● **THE PROBLEM**: Each line holding the word "link" must appear in the answer, copied from the entries.

START DATA FOR ANALYSIS

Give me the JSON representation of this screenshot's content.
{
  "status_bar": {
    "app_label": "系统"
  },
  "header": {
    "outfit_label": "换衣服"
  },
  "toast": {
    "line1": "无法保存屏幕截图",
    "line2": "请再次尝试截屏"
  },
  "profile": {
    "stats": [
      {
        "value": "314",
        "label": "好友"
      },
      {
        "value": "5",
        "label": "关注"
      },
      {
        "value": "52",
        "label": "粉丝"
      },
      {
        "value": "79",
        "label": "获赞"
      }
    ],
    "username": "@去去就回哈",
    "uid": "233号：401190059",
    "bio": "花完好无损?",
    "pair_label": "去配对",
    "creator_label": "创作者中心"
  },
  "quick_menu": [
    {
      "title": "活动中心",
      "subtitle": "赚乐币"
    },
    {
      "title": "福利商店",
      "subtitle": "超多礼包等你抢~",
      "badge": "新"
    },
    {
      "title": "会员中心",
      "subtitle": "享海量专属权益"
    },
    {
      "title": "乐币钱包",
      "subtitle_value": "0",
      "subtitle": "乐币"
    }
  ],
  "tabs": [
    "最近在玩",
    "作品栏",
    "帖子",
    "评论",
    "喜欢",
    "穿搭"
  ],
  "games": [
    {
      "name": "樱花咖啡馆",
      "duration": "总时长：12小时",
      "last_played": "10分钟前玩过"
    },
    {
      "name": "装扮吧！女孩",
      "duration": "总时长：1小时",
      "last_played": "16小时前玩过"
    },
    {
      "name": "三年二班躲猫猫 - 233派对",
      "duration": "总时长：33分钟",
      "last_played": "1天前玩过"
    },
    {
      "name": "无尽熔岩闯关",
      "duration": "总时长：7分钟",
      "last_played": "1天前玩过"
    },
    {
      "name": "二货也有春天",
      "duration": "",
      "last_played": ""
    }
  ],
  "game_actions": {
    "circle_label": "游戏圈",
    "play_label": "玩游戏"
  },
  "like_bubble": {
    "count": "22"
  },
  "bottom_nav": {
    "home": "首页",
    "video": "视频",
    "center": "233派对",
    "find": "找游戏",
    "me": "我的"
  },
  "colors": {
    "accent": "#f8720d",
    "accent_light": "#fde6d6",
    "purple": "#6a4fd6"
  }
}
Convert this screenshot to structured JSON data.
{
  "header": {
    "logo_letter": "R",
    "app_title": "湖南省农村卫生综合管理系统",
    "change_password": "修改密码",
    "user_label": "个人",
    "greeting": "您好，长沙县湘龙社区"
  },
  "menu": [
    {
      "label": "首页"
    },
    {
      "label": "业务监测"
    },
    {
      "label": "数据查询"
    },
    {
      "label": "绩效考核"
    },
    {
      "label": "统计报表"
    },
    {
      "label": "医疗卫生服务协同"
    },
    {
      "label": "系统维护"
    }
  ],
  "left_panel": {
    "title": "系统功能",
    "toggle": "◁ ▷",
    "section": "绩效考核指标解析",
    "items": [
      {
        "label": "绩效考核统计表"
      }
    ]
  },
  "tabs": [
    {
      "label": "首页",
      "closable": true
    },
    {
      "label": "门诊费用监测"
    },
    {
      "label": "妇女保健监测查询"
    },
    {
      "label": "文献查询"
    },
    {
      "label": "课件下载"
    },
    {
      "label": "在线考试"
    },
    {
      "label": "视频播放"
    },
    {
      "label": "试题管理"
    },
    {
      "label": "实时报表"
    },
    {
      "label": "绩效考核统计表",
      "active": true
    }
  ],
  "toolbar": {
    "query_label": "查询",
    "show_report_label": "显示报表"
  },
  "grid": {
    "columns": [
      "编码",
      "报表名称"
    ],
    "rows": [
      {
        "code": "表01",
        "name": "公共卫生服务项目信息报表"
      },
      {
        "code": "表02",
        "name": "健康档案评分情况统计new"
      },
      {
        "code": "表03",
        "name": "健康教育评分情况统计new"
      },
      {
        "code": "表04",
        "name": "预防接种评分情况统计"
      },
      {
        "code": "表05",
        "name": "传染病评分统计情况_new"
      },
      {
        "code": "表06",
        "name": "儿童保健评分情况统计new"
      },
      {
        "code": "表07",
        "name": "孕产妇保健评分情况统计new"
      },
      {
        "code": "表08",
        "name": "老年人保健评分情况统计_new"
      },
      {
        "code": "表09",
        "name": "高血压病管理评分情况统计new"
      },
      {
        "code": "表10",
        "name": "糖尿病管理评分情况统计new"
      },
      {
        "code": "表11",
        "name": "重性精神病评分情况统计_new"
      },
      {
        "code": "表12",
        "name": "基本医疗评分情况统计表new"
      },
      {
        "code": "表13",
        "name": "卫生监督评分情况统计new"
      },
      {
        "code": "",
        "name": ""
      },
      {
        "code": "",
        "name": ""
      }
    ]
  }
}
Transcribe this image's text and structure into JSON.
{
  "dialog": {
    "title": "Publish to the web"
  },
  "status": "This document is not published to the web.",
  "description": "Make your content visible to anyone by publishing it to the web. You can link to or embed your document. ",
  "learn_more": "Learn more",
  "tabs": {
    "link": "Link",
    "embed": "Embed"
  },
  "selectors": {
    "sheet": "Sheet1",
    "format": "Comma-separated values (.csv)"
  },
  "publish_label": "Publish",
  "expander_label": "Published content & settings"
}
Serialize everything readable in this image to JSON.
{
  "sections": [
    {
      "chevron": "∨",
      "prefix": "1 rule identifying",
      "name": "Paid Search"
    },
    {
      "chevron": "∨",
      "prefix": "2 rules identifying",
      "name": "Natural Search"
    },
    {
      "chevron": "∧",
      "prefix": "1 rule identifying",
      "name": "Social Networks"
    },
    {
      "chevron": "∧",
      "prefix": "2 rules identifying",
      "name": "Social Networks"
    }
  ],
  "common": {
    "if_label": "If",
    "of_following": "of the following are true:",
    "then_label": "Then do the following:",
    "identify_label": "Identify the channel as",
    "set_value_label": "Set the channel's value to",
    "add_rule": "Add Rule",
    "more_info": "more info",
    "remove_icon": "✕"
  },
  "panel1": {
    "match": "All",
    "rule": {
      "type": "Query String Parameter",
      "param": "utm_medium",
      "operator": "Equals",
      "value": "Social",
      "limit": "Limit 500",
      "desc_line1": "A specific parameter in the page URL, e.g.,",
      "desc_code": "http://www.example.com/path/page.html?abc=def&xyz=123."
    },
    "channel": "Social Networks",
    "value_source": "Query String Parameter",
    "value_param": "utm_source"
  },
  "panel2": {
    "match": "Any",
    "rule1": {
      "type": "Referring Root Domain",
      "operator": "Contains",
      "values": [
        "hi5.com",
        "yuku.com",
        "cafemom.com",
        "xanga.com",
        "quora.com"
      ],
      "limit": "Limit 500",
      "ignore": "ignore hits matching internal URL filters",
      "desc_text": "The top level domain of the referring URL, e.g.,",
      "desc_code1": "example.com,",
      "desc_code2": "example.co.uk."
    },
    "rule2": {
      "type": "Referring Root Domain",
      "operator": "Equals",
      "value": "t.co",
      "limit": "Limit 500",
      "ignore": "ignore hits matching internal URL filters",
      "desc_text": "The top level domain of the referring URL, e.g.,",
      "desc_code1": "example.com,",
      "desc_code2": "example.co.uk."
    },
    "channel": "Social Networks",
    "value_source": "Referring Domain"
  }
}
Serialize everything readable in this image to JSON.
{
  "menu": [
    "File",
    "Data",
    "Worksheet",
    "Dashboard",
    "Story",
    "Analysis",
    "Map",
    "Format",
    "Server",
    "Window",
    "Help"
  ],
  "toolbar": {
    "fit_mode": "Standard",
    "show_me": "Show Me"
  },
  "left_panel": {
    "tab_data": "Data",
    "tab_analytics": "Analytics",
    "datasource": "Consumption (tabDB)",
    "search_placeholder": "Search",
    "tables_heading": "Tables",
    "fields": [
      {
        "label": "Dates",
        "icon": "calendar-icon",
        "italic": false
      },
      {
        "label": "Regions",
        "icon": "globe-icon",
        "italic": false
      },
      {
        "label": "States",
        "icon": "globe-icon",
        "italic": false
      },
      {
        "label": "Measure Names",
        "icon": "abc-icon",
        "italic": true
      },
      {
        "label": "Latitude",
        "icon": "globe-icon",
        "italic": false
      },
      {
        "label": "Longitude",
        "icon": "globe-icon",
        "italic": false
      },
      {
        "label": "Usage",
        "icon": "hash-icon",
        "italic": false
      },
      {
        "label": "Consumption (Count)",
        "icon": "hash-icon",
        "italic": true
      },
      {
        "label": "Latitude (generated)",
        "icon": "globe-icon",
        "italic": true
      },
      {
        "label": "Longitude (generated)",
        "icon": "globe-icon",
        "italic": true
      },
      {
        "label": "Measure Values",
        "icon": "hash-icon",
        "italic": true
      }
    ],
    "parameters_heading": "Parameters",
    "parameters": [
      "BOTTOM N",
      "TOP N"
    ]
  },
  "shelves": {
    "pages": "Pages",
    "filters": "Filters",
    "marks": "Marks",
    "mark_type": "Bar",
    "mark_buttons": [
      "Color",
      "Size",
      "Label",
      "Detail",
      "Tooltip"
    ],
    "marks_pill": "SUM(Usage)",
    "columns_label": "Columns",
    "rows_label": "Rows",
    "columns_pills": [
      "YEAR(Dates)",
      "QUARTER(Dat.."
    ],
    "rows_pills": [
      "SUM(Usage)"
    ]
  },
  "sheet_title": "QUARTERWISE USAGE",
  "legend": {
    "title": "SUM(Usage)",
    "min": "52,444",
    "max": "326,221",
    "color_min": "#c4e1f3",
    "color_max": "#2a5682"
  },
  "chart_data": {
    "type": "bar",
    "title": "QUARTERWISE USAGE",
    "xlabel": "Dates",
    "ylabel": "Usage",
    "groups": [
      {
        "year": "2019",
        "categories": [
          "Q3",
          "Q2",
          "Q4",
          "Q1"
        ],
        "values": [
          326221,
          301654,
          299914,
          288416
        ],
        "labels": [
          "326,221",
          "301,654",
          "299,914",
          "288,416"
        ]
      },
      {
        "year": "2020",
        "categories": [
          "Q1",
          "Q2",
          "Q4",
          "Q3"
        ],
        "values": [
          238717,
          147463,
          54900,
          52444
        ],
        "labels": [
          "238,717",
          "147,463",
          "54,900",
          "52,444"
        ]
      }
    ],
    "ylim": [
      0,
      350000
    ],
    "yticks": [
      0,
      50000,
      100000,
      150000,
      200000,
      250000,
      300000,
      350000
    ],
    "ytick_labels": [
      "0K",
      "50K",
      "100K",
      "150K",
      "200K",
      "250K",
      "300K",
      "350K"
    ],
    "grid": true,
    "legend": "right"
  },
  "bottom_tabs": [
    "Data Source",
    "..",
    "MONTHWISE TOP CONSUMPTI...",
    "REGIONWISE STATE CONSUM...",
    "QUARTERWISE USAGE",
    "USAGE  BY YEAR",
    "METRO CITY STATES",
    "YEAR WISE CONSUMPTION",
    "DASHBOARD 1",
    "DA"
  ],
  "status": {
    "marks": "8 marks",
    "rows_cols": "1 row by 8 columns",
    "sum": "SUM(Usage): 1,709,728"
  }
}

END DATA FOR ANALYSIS

● **RESULT OF THE TASK**:
  "description": "Make your content visible to anyone by publishing it to the web. You can link to or embed your document. ",
    "link": "Link",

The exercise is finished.